Research, policy and farm tours were on the agenda as the Certified Organic Associations of BC gathered in Richmond for its annual conference on February 28-March 1.
A key theme running through the conference, however, was how to explain organic agriculture to a new generation. With the title, “The Future of Organic,” several speakers touched on the challenges facing organic agriculture as it becomes mainstream and production increases.
Keynote speaker Dag Falck, organic program manager with Nature’s Path Foods Inc., warned listeners against carpetbagger corporations lacking a complete picture of what organic production is about.
“These companies are riding on the wave,” he said. “There’s lots of opportunities for greenwashing, or what I call fraud.”
Organic agriculture is about more than not using pesticides or chemicals, he said, but about soil health. While a growing number of initiatives talk about engaging in regenerative agriculture – a term whose popularity peaked in the early 1990s, and found a place in the names of groups such as the BC Association for Regenerative Agriculture – Falck said organic producers need to reclaim the term.
“Stand up for organic and put us on the map in this regenerative conversation,” he urged. “We’re going to lose if we don’t start telling out story.”
Soil health was the focus of Pemberton potato farmer and Country Life in BC columnist Anna Helmer’s presentation on biodynamics. Kickstarted by Austria’s Rudolf Steiner in a lecture 1924, the movement developed a series of practices now certified by Demeter. However, it also has its share of skeptics who question its more esoteric aspects. Helmer was one, but was won over by the effects she saw in her fields.
“The soil gets it, and that’s what matters,” she said.
Practical lessons in organic agriculture were showcased during tours of demonstration farms at UBC and Kwantlen Polytechnic University.
A highlight of the conference was a Saturday evening banquet, which extended thanks to former executive director Jen Gamble as well as Carmen Wakeling, who stepped down after five years as president. DeLisa Lewis (right), who farms near Duncan, won the Brad Reid Memorial Award for her service to the industry as both a mentor and an accreditation board member, while Jon and Sher Alcock of Sunshine Farm in Kelowna received the Bedrock Award for their work as seed suppliers to the organic sector in BC and community builders who provide meaningful work to people living with mental health issues and other challenges.

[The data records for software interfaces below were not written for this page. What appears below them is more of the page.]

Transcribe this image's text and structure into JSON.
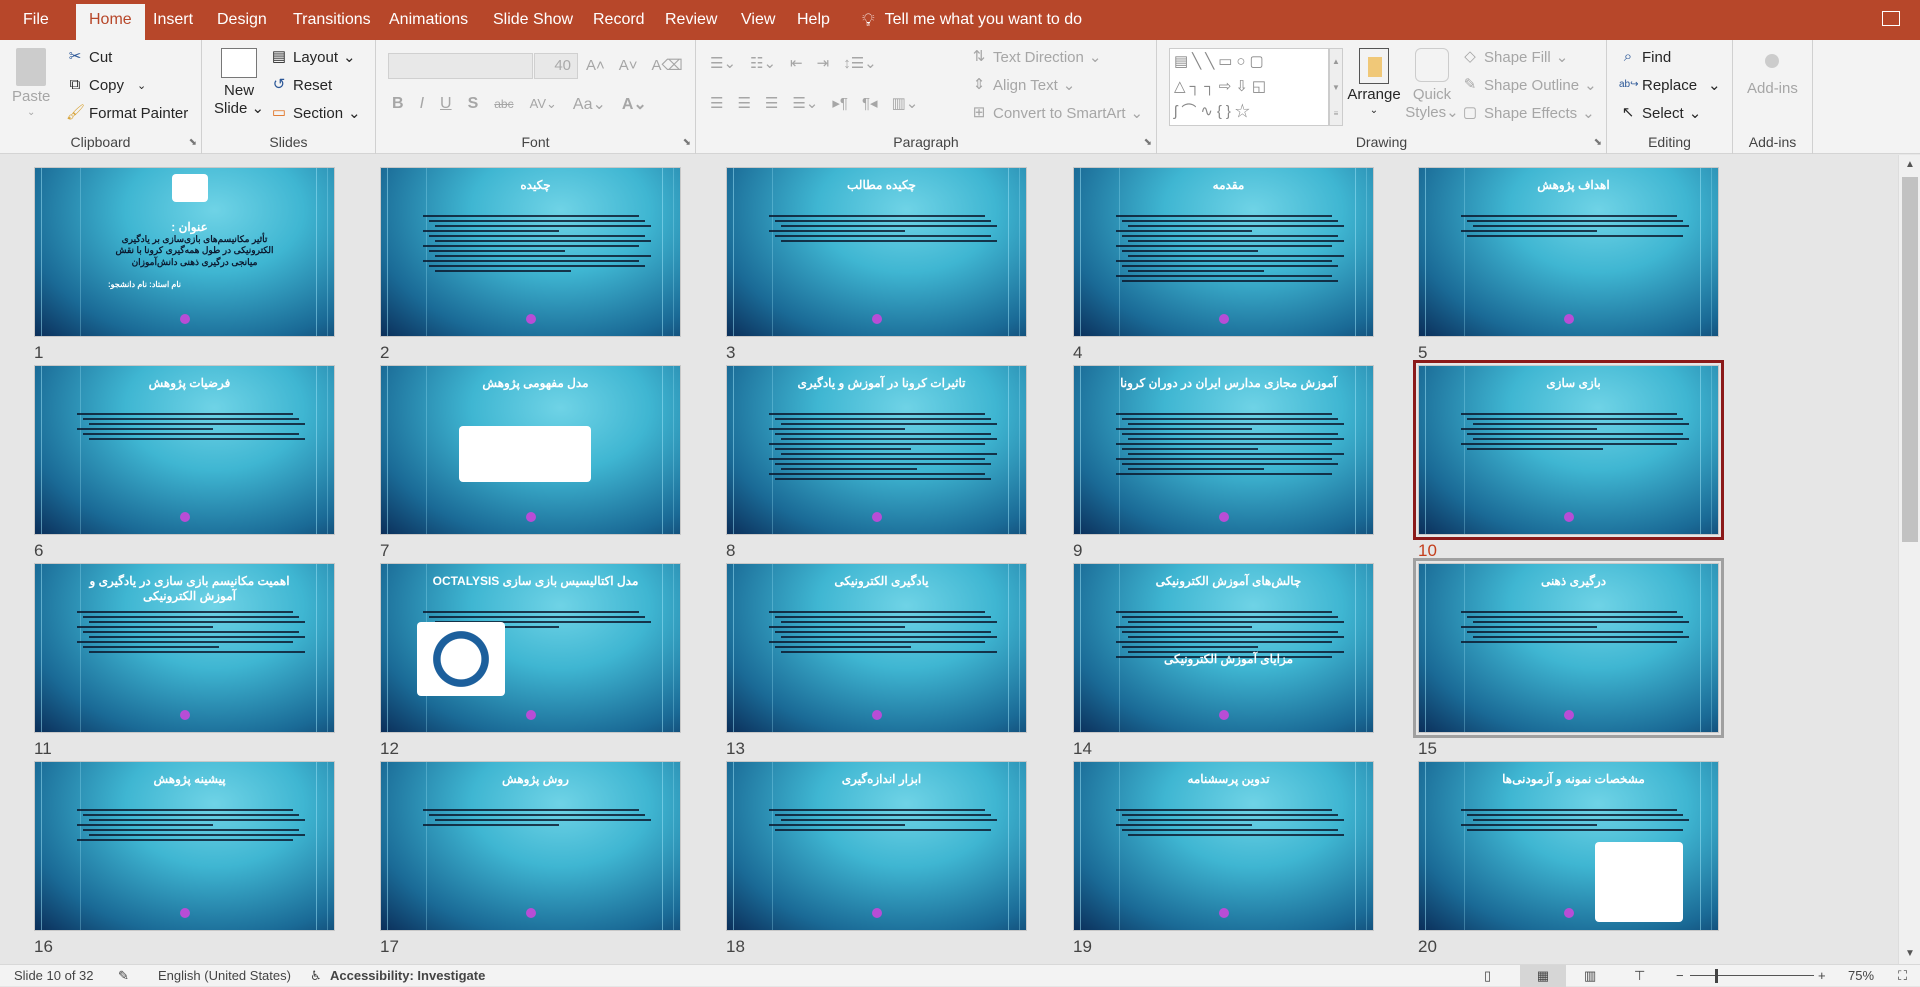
{
  "tabs": [
    "File",
    "Home",
    "Insert",
    "Design",
    "Transitions",
    "Animations",
    "Slide Show",
    "Record",
    "Review",
    "View",
    "Help"
  ],
  "active_tab": "Home",
  "tell_me": "Tell me what you want to do",
  "ribbon": {
    "clipboard": {
      "label": "Clipboard",
      "paste": "Paste",
      "cut": "Cut",
      "copy": "Copy",
      "format_painter": "Format Painter"
    },
    "slides": {
      "label": "Slides",
      "new_slide_1": "New",
      "new_slide_2": "Slide",
      "layout": "Layout",
      "reset": "Reset",
      "section": "Section"
    },
    "font": {
      "label": "Font",
      "font_name": "",
      "font_size": "40"
    },
    "paragraph": {
      "label": "Paragraph",
      "text_direction": "Text Direction",
      "align_text": "Align Text",
      "smartart": "Convert to SmartArt"
    },
    "drawing": {
      "label": "Drawing",
      "arrange": "Arrange",
      "quick_styles_1": "Quick",
      "quick_styles_2": "Styles",
      "shape_fill": "Shape Fill",
      "shape_outline": "Shape Outline",
      "shape_effects": "Shape Effects"
    },
    "editing": {
      "label": "Editing",
      "find": "Find",
      "replace": "Replace",
      "select": "Select"
    },
    "addins": {
      "label": "Add-ins",
      "addins": "Add-ins"
    }
  },
  "slides": [
    {
      "number": "1",
      "title": "عنوان :",
      "subtitle": "تأثیر مکانیسم‌های بازی‌سازی بر یادگیری الکترونیکی در طول همه‌گیری کرونا با نقش میانجی درگیری ذهنی دانش‌آموزان",
      "extra": "نام استاد:   نام دانشجو:"
    },
    {
      "number": "2",
      "title": "چکیده"
    },
    {
      "number": "3",
      "title": "چکیده مطالب"
    },
    {
      "number": "4",
      "title": "مقدمه"
    },
    {
      "number": "5",
      "title": "اهداف پژوهش"
    },
    {
      "number": "6",
      "title": "فرضیات پژوهش"
    },
    {
      "number": "7",
      "title": "مدل مفهومی پژوهش"
    },
    {
      "number": "8",
      "title": "تاثیرات کرونا در آموزش و یادگیری"
    },
    {
      "number": "9",
      "title": "آموزش مجازی مدارس ایران در دوران کرونا"
    },
    {
      "number": "10",
      "title": "بازی سازی"
    },
    {
      "number": "11",
      "title": "اهمیت مکانیسم بازی سازی در یادگیری و آموزش الکترونیکی"
    },
    {
      "number": "12",
      "title": "مدل اکتالیسیس بازی سازی OCTALYSIS"
    },
    {
      "number": "13",
      "title": "یادگیری الکترونیکی"
    },
    {
      "number": "14",
      "title": "چالش‌های آموزش الکترونیکی",
      "extra": "مزایای آموزش الکترونیکی"
    },
    {
      "number": "15",
      "title": "درگیری ذهنی"
    },
    {
      "number": "16",
      "title": "پیشینه پژوهش"
    },
    {
      "number": "17",
      "title": "روش پژوهش"
    },
    {
      "number": "18",
      "title": "ابزار اندازه‌گیری"
    },
    {
      "number": "19",
      "title": "تدوین پرسشنامه"
    },
    {
      "number": "20",
      "title": "مشخصات نمونه و آزمودنی‌ها"
    }
  ],
  "selected_slide": "10",
  "status": {
    "slide": "Slide 10 of 32",
    "language": "English (United States)",
    "accessibility": "Accessibility: Investigate",
    "zoom": "75%",
    "zoom_percent": 75
  },
  "colors": {
    "accent": "#b7472a",
    "selected_border": "#8b1a1a"
  }
}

“Sunshine Farm is an invaluable resource to the entire farming community,” said Rebecca Kneen in presenting the Alcocks with their award.